Any advice for others looking to follow your example and create a similar shred flick?
SF: Any advice I can give is to just go for it! In our eyes everyone should strive to walk along the “middle path”. The more conscious we are of our effects on the world around us, the better that world will be. Convert a diesel truck to veggie oil, put a camper on it with some Goal Zero solar panels and batteries to power your camera gear, and go post up at cool zones for as long as you can and split board and explore!
When will we see the rest of this project released?
SF: We will be releasing this project as a 4 part web series throughout the month of November and then the full movie will be released after that.
Thanks and shout outs?
SF: Thanks to everyone that was involved and helped make this project a reality, especially Ian Wood, who put his heart and soul into headlining this and kept me motivated throughout the winter and summer editing process. Shout out to Matt Wainhouse, his footage from this winter is gonna blow some peoples minds and he was with us on every adventure absolutely killing it. Jordan Ingmire, our Zen master. Tyler Morton, the original Daryl. T Claught, Roho, RyRy and all the Stevens Pass homies that helped out! And especially shout out to Kurt Jenson and Timmy Carlson, I know they don’t want us publishing their ages but seeing them still sending it in the backcountry is a true inspiration!
“Every winter we enter the season with high hopes of amazing snow fall. Some years, all we can hold onto is the hope of next weeks forecast bringing the weather we are dreaming of. In the PNW last winter, resorts seemed to be about 1,000 vertical feet too low. With only the mountain tops getting snow and the rest of the hills being drenched with rainfall, the season didn’t amount into much. The important question we must all ask ourselves is, are humans having an effect on the worlds climate and if so, then how much? Businesses are taking note of this possibility and beginning to create a more symbiotic relationship with the world around them. Stevens Pass resort in Washington is one of them. We only got a hand full of powder days in our home mountains this past season. The high temperatures have us searching for answers in hopes of deepening not only our snow levels but our understanding as well. The burning question here is, if it is even remotely possible we are harming the planet why would we even risk it? Isnt it time we take steps to insure a livable world for our future generations? The lack of winter at home has sparked our thoughts and inspired an adventure of taking a serious, heartfelt look, at how we… as winter enthusiasts, are impacting the environment we so desperately rely on” – Ian Wood

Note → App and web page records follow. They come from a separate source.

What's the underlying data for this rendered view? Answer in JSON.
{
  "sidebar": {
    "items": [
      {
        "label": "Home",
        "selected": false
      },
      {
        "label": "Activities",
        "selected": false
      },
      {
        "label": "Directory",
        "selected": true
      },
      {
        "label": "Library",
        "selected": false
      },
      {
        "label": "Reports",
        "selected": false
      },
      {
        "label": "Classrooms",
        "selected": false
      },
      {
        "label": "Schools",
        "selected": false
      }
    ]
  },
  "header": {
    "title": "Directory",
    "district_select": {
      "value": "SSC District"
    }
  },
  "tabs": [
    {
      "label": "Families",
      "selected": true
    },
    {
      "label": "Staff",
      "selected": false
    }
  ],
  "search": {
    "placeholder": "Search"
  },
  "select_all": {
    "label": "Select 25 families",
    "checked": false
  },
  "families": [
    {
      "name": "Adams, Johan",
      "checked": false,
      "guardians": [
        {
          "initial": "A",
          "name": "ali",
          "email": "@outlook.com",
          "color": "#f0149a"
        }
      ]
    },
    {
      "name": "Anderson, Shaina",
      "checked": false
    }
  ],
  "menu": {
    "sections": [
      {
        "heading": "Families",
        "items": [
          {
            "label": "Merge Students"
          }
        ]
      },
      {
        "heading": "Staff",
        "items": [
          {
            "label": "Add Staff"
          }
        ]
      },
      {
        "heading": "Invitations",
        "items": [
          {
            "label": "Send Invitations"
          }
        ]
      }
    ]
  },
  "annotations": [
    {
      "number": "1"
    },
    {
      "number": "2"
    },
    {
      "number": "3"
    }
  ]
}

Riders: Matt Wainhouse, Ian Wood, Sean Fithian, Forrest Burki, Ryan McLaughlin, Jim Guindon, and Tim Carlson
Film/Edit: Sean Fithian
Additional Film: Ian Wood
Music: “Pretender” Black Marble
Score: Peter Muller